## About this task
For this exercise, write each entry below out precisely and omit the pictures.

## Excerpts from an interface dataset
· · ·

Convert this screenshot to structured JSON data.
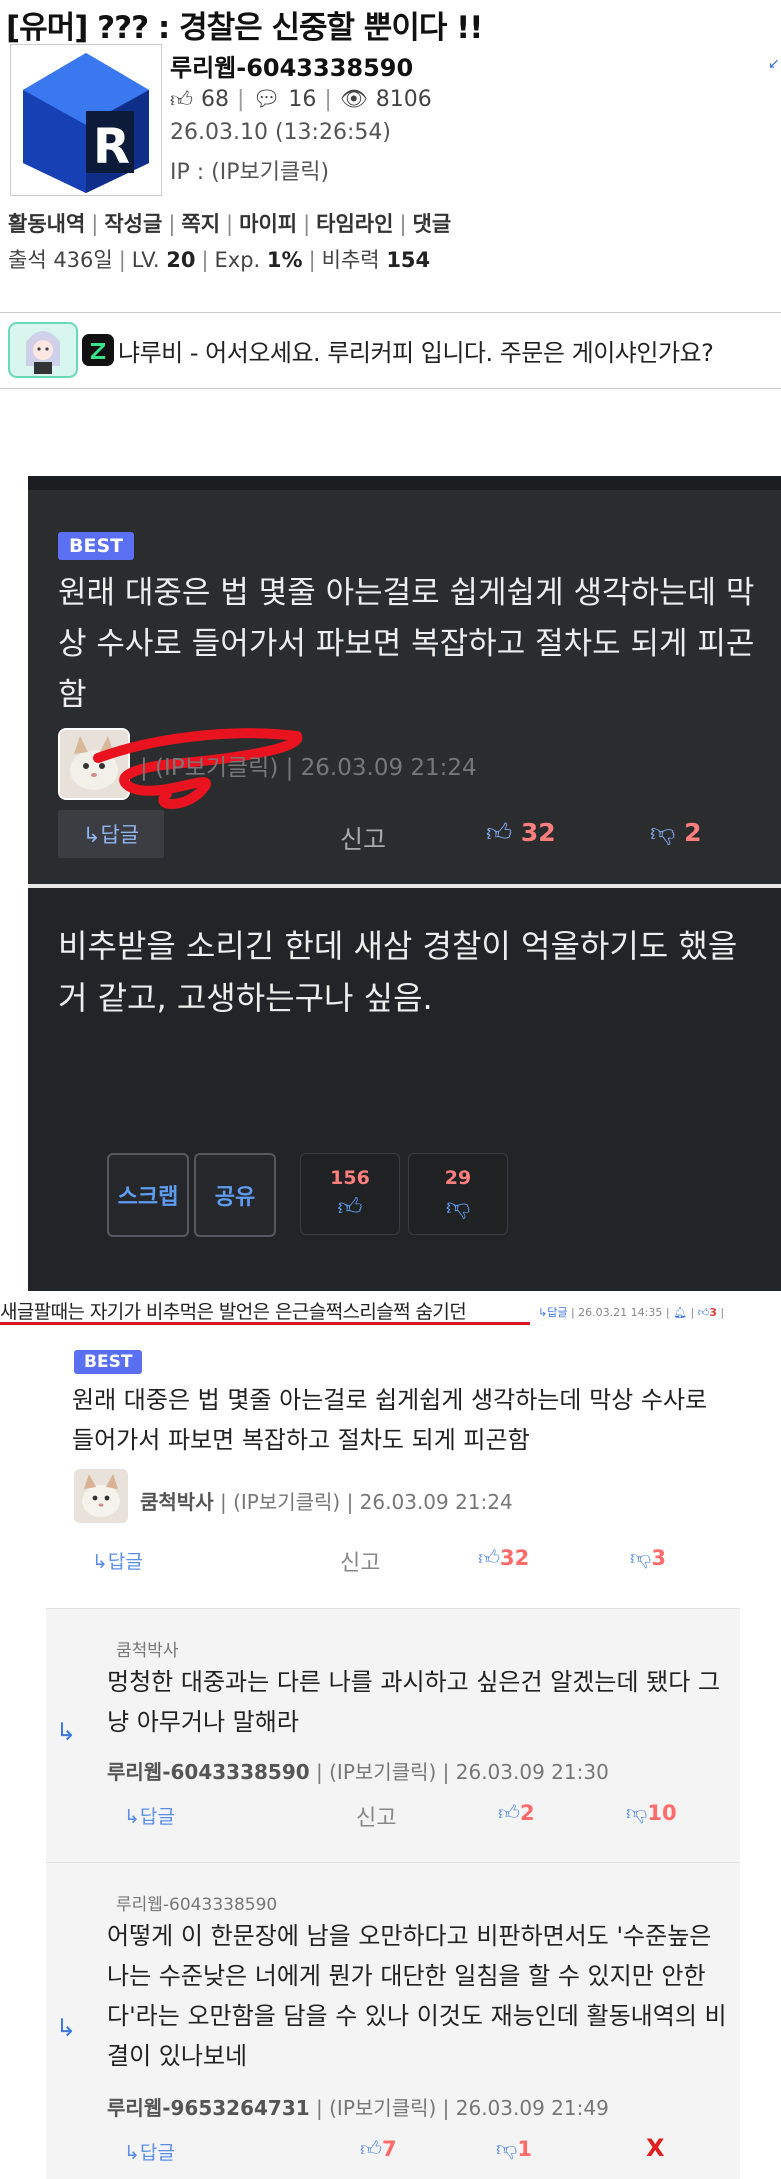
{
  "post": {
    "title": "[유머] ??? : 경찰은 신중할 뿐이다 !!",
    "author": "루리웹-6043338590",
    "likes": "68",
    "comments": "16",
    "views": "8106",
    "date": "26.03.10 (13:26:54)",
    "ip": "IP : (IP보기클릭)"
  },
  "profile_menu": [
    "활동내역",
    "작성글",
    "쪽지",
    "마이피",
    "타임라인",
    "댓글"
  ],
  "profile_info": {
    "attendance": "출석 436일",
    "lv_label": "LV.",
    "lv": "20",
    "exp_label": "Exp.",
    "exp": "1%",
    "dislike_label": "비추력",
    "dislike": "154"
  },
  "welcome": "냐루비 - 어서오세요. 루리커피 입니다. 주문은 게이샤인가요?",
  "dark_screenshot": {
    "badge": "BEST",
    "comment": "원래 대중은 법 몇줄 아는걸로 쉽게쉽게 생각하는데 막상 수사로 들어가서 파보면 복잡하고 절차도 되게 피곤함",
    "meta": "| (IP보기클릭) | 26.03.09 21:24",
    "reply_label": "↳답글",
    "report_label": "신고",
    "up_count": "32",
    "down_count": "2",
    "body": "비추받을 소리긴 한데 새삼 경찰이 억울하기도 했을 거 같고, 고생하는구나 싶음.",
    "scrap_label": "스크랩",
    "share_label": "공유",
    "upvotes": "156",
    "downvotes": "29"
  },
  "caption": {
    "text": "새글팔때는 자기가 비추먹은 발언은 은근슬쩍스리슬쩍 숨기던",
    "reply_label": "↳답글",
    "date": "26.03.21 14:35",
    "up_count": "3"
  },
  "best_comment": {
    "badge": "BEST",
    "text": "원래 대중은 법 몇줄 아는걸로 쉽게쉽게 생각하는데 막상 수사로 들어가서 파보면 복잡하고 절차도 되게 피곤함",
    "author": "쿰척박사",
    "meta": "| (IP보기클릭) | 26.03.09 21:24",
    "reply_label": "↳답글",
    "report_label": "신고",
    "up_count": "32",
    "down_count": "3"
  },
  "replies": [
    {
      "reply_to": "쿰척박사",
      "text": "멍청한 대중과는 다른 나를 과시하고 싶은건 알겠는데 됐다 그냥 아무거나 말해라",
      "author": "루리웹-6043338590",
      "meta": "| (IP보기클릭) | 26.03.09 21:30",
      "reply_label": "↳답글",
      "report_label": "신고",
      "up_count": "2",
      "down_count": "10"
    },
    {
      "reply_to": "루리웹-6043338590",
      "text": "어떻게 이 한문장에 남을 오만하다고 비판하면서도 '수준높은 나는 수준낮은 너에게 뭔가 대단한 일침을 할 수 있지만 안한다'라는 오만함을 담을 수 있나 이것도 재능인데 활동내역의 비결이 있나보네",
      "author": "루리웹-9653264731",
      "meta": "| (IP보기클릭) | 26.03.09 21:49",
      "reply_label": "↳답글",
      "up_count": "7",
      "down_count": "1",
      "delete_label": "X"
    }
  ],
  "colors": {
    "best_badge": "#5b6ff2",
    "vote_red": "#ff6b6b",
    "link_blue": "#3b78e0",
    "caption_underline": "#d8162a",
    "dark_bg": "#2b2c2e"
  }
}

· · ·

## Task result
Convert this screenshot to structured JSON data.
{
  "post": {
    "title": "[유머] ??? : 경찰은 신중할 뿐이다 !!",
    "author": "루리웹-6043338590",
    "likes": "68",
    "comments": "16",
    "views": "8106",
    "date": "26.03.10 (13:26:54)",
    "ip": "IP : (IP보기클릭)"
  },
  "profile_menu": [
    "활동내역",
    "작성글",
    "쪽지",
    "마이피",
    "타임라인",
    "댓글"
  ],
  "profile_info": {
    "attendance": "출석 436일",
    "lv_label": "LV.",
    "lv": "20",
    "exp_label": "Exp.",
    "exp": "1%",
    "dislike_label": "비추력",
    "dislike": "154"
  },
  "welcome": "냐루비 - 어서오세요. 루리커피 입니다. 주문은 게이샤인가요?",
  "dark_screenshot": {
    "badge": "BEST",
    "comment": "원래 대중은 법 몇줄 아는걸로 쉽게쉽게 생각하는데 막상 수사로 들어가서 파보면 복잡하고 절차도 되게 피곤함",
    "meta": "| (IP보기클릭) | 26.03.09 21:24",
    "reply_label": "↳답글",
    "report_label": "신고",
    "up_count": "32",
    "down_count": "2",
    "body": "비추받을 소리긴 한데 새삼 경찰이 억울하기도 했을 거 같고, 고생하는구나 싶음.",
    "scrap_label": "스크랩",
    "share_label": "공유",
    "upvotes": "156",
    "downvotes": "29"
  },
  "caption": {
    "text": "새글팔때는 자기가 비추먹은 발언은 은근슬쩍스리슬쩍 숨기던",
    "reply_label": "↳답글",
    "date": "26.03.21 14:35",
    "up_count": "3"
  },
  "best_comment": {
    "badge": "BEST",
    "text": "원래 대중은 법 몇줄 아는걸로 쉽게쉽게 생각하는데 막상 수사로 들어가서 파보면 복잡하고 절차도 되게 피곤함",
    "author": "쿰척박사",
    "meta": "| (IP보기클릭) | 26.03.09 21:24",
    "reply_label": "↳답글",
    "report_label": "신고",
    "up_count": "32",
    "down_count": "3"
  },
  "replies": [
    {
      "reply_to": "쿰척박사",
      "text": "멍청한 대중과는 다른 나를 과시하고 싶은건 알겠는데 됐다 그냥 아무거나 말해라",
      "author": "루리웹-6043338590",
      "meta": "| (IP보기클릭) | 26.03.09 21:30",
      "reply_label": "↳답글",
      "report_label": "신고",
      "up_count": "2",
      "down_count": "10"
    },
    {
      "reply_to": "루리웹-6043338590",
      "text": "어떻게 이 한문장에 남을 오만하다고 비판하면서도 '수준높은 나는 수준낮은 너에게 뭔가 대단한 일침을 할 수 있지만 안한다'라는 오만함을 담을 수 있나 이것도 재능인데 활동내역의 비결이 있나보네",
      "author": "루리웹-9653264731",
      "meta": "| (IP보기클릭) | 26.03.09 21:49",
      "reply_label": "↳답글",
      "up_count": "7",
      "down_count": "1",
      "delete_label": "X"
    }
  ],
  "colors": {
    "best_badge": "#5b6ff2",
    "vote_red": "#ff6b6b",
    "link_blue": "#3b78e0",
    "caption_underline": "#d8162a",
    "dark_bg": "#2b2c2e"
  }
}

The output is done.